TASK GOAL =>
Search the material below for the word "date". Copy every line where it is found.

DATA EXTRACT =>
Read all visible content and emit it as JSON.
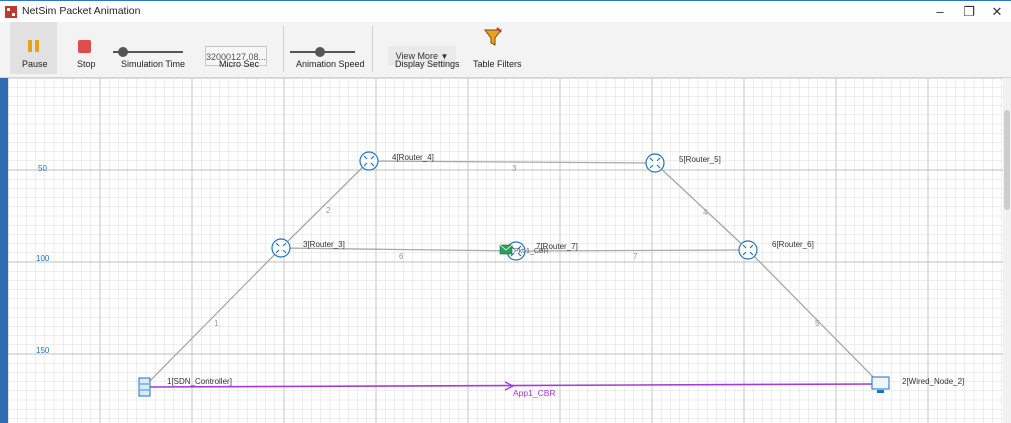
{
  "window": {
    "title": "NetSim Packet Animation",
    "minimize_glyph": "–",
    "maximize_glyph": "❐",
    "close_glyph": "✕"
  },
  "toolbar": {
    "pause_label": "Pause",
    "stop_label": "Stop",
    "sim_time_label": "Simulation Time",
    "micro_sec_value": "32000127.08...",
    "micro_sec_label": "Micro Sec",
    "anim_speed_label": "Animation Speed",
    "view_more_label": "View More",
    "display_settings_label": "Display Settings",
    "table_filters_label": "Table Filters"
  },
  "canvas": {
    "y_ticks": [
      "50",
      "100",
      "150"
    ],
    "nodes": {
      "sdn": "1[SDN_Controller]",
      "wired": "2[Wired_Node_2]",
      "r3": "3[Router_3]",
      "r4": "4[Router_4]",
      "r5": "5[Router_5]",
      "r6": "6[Router_6]",
      "r7": "7[Router_7]"
    },
    "links": {
      "l1": "1",
      "l2": "2",
      "l3": "3",
      "l4": "4",
      "l5": "5",
      "l6": "6",
      "l7": "7"
    },
    "packet_label": "Pkt 1_CBR",
    "app_label": "App1_CBR"
  },
  "colors": {
    "grid": "#dcdcdc",
    "link": "#a8a8a8",
    "router": "#1e73be",
    "app_flow": "#a43bd6",
    "packet": "#2e9e5b"
  }
}
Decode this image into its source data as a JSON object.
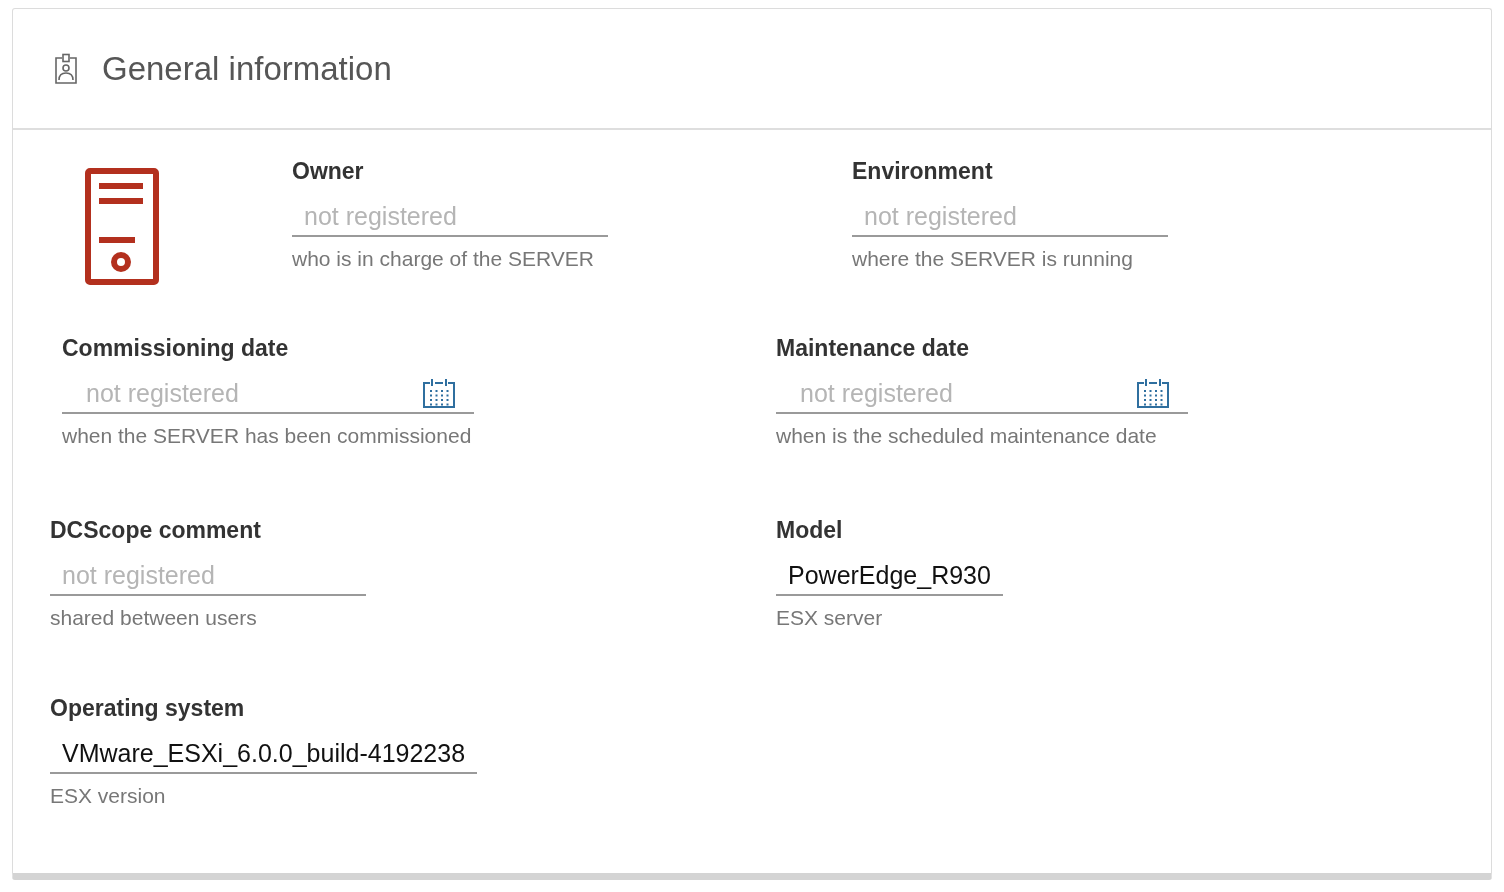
{
  "card": {
    "title": "General information"
  },
  "rows": [
    {
      "fields": [
        {
          "label": "Owner",
          "kind": "text",
          "placeholder": "not registered",
          "hint": "who is in charge of the SERVER"
        },
        {
          "label": "Environment",
          "kind": "text",
          "placeholder": "not registered",
          "hint": "where the SERVER is running"
        }
      ]
    },
    {
      "fields": [
        {
          "label": "Commissioning date",
          "kind": "date",
          "placeholder": "not registered",
          "hint": "when the SERVER has been commissioned"
        },
        {
          "label": "Maintenance date",
          "kind": "date",
          "placeholder": "not registered",
          "hint": "when is the scheduled maintenance date"
        }
      ]
    },
    {
      "fields": [
        {
          "label": "DCScope comment",
          "kind": "text",
          "placeholder": "not registered",
          "hint": "shared between users"
        },
        {
          "label": "Model",
          "kind": "text",
          "value": "PowerEdge_R930",
          "hint": "ESX server"
        }
      ]
    },
    {
      "fields": [
        {
          "label": "Operating system",
          "kind": "text",
          "value": "VMware_ESXi_6.0.0_build-4192238",
          "hint": "ESX version"
        }
      ]
    }
  ]
}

RESULT BELOW =>
          "label": "Commissioning date",
          "kind": "date",
          "label": "Maintenance date",
          "kind": "date",
          "hint": "when is the scheduled maintenance date"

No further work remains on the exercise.